Data about app and page elements:
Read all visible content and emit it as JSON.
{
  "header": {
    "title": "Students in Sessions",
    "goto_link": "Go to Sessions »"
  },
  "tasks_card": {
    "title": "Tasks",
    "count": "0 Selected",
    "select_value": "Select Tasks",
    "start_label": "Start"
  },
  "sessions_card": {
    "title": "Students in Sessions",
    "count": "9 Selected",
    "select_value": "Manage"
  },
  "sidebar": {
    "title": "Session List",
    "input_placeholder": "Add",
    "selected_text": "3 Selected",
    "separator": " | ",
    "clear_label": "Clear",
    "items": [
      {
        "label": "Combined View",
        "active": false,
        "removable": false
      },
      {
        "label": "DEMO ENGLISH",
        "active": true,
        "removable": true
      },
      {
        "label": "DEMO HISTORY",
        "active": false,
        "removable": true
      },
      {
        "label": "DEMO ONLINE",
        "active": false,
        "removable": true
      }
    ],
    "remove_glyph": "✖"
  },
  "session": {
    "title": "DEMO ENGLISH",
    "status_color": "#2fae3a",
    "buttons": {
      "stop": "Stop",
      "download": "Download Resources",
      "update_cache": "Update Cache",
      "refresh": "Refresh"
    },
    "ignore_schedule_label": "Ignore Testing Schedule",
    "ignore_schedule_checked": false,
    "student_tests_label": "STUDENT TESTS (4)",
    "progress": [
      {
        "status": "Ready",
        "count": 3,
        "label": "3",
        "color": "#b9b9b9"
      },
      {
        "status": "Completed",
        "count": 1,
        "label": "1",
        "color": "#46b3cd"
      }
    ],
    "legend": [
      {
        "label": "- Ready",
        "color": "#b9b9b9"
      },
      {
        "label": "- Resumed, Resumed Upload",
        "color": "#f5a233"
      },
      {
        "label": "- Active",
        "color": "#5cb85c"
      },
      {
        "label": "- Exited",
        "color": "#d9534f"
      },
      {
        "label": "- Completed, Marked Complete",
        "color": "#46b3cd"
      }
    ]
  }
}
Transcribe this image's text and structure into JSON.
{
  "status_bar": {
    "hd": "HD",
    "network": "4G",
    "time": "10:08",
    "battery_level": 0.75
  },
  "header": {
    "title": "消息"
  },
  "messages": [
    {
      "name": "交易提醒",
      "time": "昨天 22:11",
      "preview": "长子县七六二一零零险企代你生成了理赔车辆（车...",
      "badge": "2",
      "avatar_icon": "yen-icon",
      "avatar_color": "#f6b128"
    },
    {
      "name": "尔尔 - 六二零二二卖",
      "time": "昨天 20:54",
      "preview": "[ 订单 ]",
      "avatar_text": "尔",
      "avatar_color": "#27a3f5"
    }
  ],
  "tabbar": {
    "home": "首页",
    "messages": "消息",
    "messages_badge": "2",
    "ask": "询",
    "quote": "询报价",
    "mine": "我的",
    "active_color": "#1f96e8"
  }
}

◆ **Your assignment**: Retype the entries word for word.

◆ **Problem solution**:
Read all visible content and emit it as JSON.
{
  "header": {
    "title": "Students in Sessions",
    "goto_link": "Go to Sessions »"
  },
  "tasks_card": {
    "title": "Tasks",
    "count": "0 Selected",
    "select_value": "Select Tasks",
    "start_label": "Start"
  },
  "sessions_card": {
    "title": "Students in Sessions",
    "count": "9 Selected",
    "select_value": "Manage"
  },
  "sidebar": {
    "title": "Session List",
    "input_placeholder": "Add",
    "selected_text": "3 Selected",
    "separator": " | ",
    "clear_label": "Clear",
    "items": [
      {
        "label": "Combined View",
        "active": false,
        "removable": false
      },
      {
        "label": "DEMO ENGLISH",
        "active": true,
        "removable": true
      },
      {
        "label": "DEMO HISTORY",
        "active": false,
        "removable": true
      },
      {
        "label": "DEMO ONLINE",
        "active": false,
        "removable": true
      }
    ],
    "remove_glyph": "✖"
  },
  "session": {
    "title": "DEMO ENGLISH",
    "status_color": "#2fae3a",
    "buttons": {
      "stop": "Stop",
      "download": "Download Resources",
      "update_cache": "Update Cache",
      "refresh": "Refresh"
    },
    "ignore_schedule_label": "Ignore Testing Schedule",
    "ignore_schedule_checked": false,
    "student_tests_label": "STUDENT TESTS (4)",
    "progress": [
      {
        "status": "Ready",
        "count": 3,
        "label": "3",
        "color": "#b9b9b9"
      },
      {
        "status": "Completed",
        "count": 1,
        "label": "1",
        "color": "#46b3cd"
      }
    ],
    "legend": [
      {
        "label": "- Ready",
        "color": "#b9b9b9"
      },
      {
        "label": "- Resumed, Resumed Upload",
        "color": "#f5a233"
      },
      {
        "label": "- Active",
        "color": "#5cb85c"
      },
      {
        "label": "- Exited",
        "color": "#d9534f"
      },
      {
        "label": "- Completed, Marked Complete",
        "color": "#46b3cd"
      }
    ]
  }
}
Transcribe this image's text and structure into JSON.
{
  "status_bar": {
    "hd": "HD",
    "network": "4G",
    "time": "10:08",
    "battery_level": 0.75
  },
  "header": {
    "title": "消息"
  },
  "messages": [
    {
      "name": "交易提醒",
      "time": "昨天 22:11",
      "preview": "长子县七六二一零零险企代你生成了理赔车辆（车...",
      "badge": "2",
      "avatar_icon": "yen-icon",
      "avatar_color": "#f6b128"
    },
    {
      "name": "尔尔 - 六二零二二卖",
      "time": "昨天 20:54",
      "preview": "[ 订单 ]",
      "avatar_text": "尔",
      "avatar_color": "#27a3f5"
    }
  ],
  "tabbar": {
    "home": "首页",
    "messages": "消息",
    "messages_badge": "2",
    "ask": "询",
    "quote": "询报价",
    "mine": "我的",
    "active_color": "#1f96e8"
  }
}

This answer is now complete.